Winter Driving TipsFour-wheel drive systems are helpful options, but they aren't cure-all for winter driving problems. It's important to become familiar with a few 4x4 driving basics before you tackle snowy roads.
Always Drive on Matching TiresTires that differ in circumference can create handling problems and possible damage to a truck's driveline (all of the time, not just in snow). That's true for full-time and part-time four-wheel drive vehicles, as well as all-wheel drive vehicles.
Take it Easy... Slow Down for CurvesIf you try to take a curve too fast on snowy roads, the truck's front wheels can corkscrew, causing the vehicle to go straight instead of turning. Let up on the gas to correct the problem.
Putting it in 2WD Might Work Better DownhillIf you're moving slowly downhill in a low gear, allowing the engine to help slow you, the momentum of the truck can make the front wheels slide, causing a loss of control. Shifting into 2WD keeps the front wheels rolling but helps the rear wheels slow the truck.
Monitor the Truck's Traction Control SystemsA traction control system can bring the truck to a stop if the tires start spinning when you are trying to motivate up a snowy hill -- that's a normal side effect of traction control.
Turn off traction control if possible. If that's not an option, increase your speed to gain momentum (but don't go so fast that you lose control).
Understand the Limitations of a 4WD SystemFour-wheel drive helps get you moving in snow, but it does not help you stop. Slow down - a slick surface requires more stopping distance, no matter what type of vehicle you're driving.

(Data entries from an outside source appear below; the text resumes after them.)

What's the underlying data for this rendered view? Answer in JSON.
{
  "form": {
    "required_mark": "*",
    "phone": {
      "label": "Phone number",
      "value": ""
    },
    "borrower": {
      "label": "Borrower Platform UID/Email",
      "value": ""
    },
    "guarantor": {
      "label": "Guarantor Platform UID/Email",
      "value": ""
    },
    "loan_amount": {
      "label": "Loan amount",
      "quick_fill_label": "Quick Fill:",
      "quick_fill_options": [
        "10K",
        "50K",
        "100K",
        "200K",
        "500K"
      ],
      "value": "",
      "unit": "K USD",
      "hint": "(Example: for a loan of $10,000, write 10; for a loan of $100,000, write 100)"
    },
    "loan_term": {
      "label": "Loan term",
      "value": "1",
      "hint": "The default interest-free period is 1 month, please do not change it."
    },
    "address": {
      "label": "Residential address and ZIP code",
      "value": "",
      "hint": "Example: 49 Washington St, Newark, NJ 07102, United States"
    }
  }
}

If you can, take your truck to a snowy (but empty) parking lot to practice maneuvering on a slick surface.